“Did you see the shotgun?” Mama shrieked.
“Ignore it,” WG said.
Suddenly, flashing red lights bounced off the clouds and sirens whooped louder than thunder. The gypsy cars slowed to stop. We did too. A cadre of sheriff’s deputies had barricaded the road with sawhorses and fencing wire. We were caught! WG rolled down his window as a deputy approached our car.
“I can’t let ya drive through my county,” the deputy announced. “You gypsies been causin’ trouble near here. Turn around and take your pots and pans back to Michigan. Chickens too. And whatever SOB ya got in that hearse.”
“I’m not a gypsy,” WG raged. “And I’m from Mississippi, not Michigan!” He forgot that he was wearing Mama’s pink jeweled sunglasses.
“You sure look like a gypsy with them fancy glasses,” the deputy said.
“I borrowed my daughter’s sunglasses because the sun was blinding me.” WG answered. Mama leaned forward and smiled at the deputy. He was unconvinced.
“You look mighty suspicious to me. Get outta the car and show me your license.”
After the deputy rifled through WG’s wallet, he was still leery. “You say you’re from Mississippi. How do I know you ain’t lying?”
“Look at my tag,” WG answered. “It says Hinds County, Mississippi.”
“You mighta stole that,” the deputy said. “I know all your gypsy tricks.” The deputy lifted his hat and raked back thin strands of oily brown hair. “Best you turn around. Now!”
“I’ve got to get to Indiana today,” WG insisted. “I have hotel reservations in French Lick.”

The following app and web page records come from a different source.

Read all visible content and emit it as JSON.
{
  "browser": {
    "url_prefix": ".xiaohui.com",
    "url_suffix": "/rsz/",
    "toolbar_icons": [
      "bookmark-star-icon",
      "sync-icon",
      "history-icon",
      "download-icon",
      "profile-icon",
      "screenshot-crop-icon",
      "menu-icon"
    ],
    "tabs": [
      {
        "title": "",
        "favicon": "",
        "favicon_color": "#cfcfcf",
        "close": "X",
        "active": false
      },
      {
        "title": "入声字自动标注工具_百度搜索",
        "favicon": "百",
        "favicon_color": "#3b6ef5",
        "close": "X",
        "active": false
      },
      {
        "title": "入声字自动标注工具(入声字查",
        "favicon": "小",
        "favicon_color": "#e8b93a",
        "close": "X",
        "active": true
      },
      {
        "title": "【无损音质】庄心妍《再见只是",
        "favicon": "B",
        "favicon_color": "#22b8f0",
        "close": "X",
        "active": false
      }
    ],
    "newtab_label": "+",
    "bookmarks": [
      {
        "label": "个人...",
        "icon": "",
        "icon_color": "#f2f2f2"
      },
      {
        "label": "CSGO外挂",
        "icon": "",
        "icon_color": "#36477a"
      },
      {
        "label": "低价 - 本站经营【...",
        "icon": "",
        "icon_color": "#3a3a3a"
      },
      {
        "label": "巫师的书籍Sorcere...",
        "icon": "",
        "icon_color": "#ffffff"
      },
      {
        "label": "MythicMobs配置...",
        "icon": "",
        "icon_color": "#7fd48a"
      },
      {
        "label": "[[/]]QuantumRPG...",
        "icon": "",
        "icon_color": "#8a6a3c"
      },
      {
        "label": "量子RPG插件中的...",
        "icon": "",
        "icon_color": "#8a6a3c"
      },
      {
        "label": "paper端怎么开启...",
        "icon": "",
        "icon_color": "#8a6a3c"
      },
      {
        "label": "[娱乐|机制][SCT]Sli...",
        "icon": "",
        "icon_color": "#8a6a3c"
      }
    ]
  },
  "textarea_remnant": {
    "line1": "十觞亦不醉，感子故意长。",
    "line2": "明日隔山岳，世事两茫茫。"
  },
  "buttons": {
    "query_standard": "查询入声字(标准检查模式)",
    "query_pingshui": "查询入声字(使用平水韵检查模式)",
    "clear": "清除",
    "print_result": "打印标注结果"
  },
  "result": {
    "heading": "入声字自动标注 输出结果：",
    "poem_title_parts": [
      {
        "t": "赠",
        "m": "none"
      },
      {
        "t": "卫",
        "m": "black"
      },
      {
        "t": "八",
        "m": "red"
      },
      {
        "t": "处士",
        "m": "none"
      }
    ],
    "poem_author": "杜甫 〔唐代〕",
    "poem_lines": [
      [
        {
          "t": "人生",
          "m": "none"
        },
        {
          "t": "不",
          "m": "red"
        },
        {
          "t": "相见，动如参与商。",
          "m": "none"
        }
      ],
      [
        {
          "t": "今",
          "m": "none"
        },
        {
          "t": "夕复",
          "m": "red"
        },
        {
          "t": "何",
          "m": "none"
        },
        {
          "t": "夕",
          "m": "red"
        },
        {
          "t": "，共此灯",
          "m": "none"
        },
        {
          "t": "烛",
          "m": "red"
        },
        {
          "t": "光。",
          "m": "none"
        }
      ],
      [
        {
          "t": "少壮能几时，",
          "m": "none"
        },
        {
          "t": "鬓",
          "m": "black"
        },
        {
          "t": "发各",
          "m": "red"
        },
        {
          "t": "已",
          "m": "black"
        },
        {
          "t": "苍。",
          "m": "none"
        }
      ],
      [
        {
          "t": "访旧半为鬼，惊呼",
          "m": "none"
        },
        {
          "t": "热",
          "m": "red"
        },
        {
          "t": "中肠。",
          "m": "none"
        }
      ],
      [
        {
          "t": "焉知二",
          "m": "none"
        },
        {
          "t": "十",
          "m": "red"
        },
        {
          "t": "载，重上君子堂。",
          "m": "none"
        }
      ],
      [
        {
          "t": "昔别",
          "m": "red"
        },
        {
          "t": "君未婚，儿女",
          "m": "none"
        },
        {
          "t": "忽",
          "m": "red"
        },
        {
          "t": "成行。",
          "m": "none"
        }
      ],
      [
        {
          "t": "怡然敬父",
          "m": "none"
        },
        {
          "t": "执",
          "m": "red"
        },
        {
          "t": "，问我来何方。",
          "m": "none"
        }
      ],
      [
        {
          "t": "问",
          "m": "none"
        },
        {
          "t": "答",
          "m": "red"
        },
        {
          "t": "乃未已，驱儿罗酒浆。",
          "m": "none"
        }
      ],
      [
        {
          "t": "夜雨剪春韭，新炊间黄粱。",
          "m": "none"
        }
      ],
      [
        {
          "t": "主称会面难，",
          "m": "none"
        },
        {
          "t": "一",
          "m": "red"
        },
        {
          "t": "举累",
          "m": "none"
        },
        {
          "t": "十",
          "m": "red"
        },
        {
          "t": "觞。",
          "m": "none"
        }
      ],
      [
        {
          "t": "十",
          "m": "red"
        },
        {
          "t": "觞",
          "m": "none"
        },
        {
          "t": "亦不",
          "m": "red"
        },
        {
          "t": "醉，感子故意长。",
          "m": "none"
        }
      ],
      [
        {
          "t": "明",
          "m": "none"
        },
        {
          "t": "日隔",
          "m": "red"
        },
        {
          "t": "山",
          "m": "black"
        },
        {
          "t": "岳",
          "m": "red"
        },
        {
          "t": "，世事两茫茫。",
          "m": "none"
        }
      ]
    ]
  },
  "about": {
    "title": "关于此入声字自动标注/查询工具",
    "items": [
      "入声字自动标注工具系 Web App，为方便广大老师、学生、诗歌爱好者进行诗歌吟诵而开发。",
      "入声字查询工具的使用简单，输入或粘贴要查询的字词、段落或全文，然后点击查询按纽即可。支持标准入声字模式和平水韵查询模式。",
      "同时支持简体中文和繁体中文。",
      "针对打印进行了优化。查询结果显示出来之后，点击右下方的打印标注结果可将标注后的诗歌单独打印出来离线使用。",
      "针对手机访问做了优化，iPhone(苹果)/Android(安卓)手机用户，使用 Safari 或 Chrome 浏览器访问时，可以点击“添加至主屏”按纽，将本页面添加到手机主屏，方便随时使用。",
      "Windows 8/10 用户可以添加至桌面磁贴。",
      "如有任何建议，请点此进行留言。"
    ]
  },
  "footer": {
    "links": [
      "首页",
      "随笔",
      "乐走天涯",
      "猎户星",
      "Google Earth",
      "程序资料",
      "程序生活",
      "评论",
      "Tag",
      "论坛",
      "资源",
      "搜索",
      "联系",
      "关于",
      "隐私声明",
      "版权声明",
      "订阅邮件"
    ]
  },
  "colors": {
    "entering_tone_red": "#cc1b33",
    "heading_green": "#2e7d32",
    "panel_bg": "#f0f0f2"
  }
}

“Oh ho,” the deputy sneered. “I wouldn’t be talking like that in polite company sir. I could arrest you right now for public indecency. You got a woman in your car, too. I see her clear as day.”
Just as WG was about to give up and turn back, Mama and I climbed out the car. She’d had enough. “Mr. Avery is my father, sir,” she said. “We’re not gypsies. We’re going to Indiana for a vacation, and my father was just trying to pass them.” She smiled sweetly while holding my hand tight enough to cause pain. “This is his granddaughter.” I smiled too.
“Mississippi, huh?” the Deputy asked, looking directly at me. “You live in Mississippi little girl?”
“Yes, sir,” I nodded.
“Spell it,” he ordered.
My Power School training kicked in and I sang, “ M-I-crooked letter – crooked letter-I crooked letter-crooked letter -I- humpback-humpback – I” I followed with a verse of “It’s a treat to beat your feet in the Mississippi mud.”
“OK, folks,” the deputy said. “I get it. Be on your way.”
We left the gypsies in a cloud of dust and arrived in French Lick in time for supper. I sang all the way.